What is a strike vote?

A strike vote must be held before a strike is legal. The vote is done by secret ballot and all employees in the bargaining unit can participate in the vote. A successful strike vote authorizes the union’s bargaining committee to call a strike if no agreement is reached.

Does a ‘yes’ vote mean that we’re going on strike?

A strong strike mandate vote does not necessarily mean we will strike, but it does indicate to the Employer that we are ready to do so if necessary. A strike vote authorizes the bargaining committee to call for strike action which can include things like an overtime ban, rotating strikes or a full out strike.

What happens after a successful strike mandate vote?

If we achieve a successful strike vote it will send a strong message to the employer that employees are not satisfied with how contract negotiations are going and that they should reconsider their bargaining position. We will take this strong mandate to future bargaining dates, and we hope that will encourage our employer to revise their approach to negotiations and to engage in meaningful discussions about our key issues.

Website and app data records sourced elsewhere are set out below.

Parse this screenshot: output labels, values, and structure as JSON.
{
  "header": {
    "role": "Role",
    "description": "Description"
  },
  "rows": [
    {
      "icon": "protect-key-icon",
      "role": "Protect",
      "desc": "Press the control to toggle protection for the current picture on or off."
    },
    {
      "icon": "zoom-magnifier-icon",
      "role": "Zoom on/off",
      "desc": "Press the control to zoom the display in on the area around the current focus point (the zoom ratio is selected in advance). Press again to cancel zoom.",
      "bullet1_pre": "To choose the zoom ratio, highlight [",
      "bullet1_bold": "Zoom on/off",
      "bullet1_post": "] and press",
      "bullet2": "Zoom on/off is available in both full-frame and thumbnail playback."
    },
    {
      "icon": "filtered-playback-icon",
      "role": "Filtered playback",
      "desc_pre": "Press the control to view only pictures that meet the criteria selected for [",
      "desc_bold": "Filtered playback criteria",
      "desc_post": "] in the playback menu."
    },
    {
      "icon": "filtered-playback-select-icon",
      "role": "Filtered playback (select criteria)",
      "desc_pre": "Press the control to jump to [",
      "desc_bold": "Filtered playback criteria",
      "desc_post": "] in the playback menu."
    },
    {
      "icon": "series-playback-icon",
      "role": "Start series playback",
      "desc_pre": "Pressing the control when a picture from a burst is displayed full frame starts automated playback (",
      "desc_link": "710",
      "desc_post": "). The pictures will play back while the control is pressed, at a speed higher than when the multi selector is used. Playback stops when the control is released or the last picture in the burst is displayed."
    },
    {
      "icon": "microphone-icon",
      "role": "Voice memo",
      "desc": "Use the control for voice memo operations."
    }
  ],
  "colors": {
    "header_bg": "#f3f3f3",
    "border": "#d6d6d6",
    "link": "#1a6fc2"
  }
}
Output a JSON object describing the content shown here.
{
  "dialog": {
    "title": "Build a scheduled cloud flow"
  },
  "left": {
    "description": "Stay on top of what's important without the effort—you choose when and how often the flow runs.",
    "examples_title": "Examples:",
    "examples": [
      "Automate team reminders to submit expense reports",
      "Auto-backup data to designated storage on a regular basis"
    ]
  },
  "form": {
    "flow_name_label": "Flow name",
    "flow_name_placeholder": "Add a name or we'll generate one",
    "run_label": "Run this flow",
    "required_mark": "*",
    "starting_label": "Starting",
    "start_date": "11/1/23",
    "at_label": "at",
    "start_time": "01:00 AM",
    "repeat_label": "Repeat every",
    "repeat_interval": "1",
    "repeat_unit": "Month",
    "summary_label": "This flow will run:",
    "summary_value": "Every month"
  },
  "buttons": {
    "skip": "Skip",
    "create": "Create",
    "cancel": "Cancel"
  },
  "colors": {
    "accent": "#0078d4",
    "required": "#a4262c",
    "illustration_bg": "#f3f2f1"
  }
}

If the employer still doesn’t change their bargaining position, then the bargaining committee and our local leadership will consider what type of action to take next.

What does “being on strike” actually mean?

“Being on strike” means bargaining unit members withdraw their labour power. This means that no employment-related duties are completed.

Do I get paid if I’m on strike?

Yes. Strike pay starts the first day of a strike. The employer must pay employees their earnings up to the date the strike commences on their next normal pay day in accordance with Employment Standards.

There are two sources of strike pay. CUPE National and CUPE BC. A member who is entitled to strike benefits shall receive strike pay from:

  • CUPE NATIONAL beginning on the 1st day of the strike. For each calendar week, maximum strike pay is $300 for a minimum of 20 hours of picketing or completing other assigned duties.
  • Normal strike schedule is 5 days a week, 4 hours per day.
  • Starting with the 8th week of the strike, strike pay is increased to $350 per week.
  • Starting with the 12th week of the strike, strike pay is increased to $375 per week.
  • Starting with the 16th week of the strike, strike pay is increased to $400 per week.
  • CUPE BC strike pay starts on the 3rd calendar day of the strike. Amount- $15 per day up to a maximum of $75.00 per week.
  • In total you will receive $75.00 per day (to a maximum of 5 days per week) when you fulfill the requirements of strike duty.
  • All members whether full-time or part-time, temporary, casual or the Bargaining Committee receive the same rate of strike pay.

What do I have to do to get strike pay?

You must perform picket duties. Which means, you must walk a picket line for 4 hours/day for 5 days a week. If you are not physically able to walk a picket line, there are other duties that can be done.

You would need to contact the Strike Coordinator to let them know you require an accommodation. The accommodation must be verified that it is for medical reasons.

Where will the picket lines be?

In a strike, there will be a limited number of picket locations with a focus on larger sites with a lot of public visibility. The Union will provide picket location information to all members if there is a strike. Most members will not be picketing at their own job site.

What about my benefits?

The CUPE National Strike Fund pays for group life and group extended health premiums for the members entitled to strike pay for the whole period of the strike so those benefits will continue.

Pension – Pension plan deductions will not be paid by CUPE. Contributions are suspended during a strike and no pensionable service is accumulated.

What if I am on Maternity Leave?

You will continue to receive your benefits from EI. If you prefer, you may cancel your EI benefits, sign up for picket duty and collect strike pay. You cannot collect both EI and strike pay.

What if I am on another kind of leave (WCB, EI, sick leave, vacation)?

If a member is on a leave when the strike commences (e.g., sick leave, vacation leave, WorkSafe, or other approved leave), the leave continues for its duration.

What if I have to work an essential services shift?

Essential services shifts will be shared amongst members qualified to work in that area. If you do work a shift, you will get paid normally from the Employer.

Am I eligible for Employment Insurance while on strike?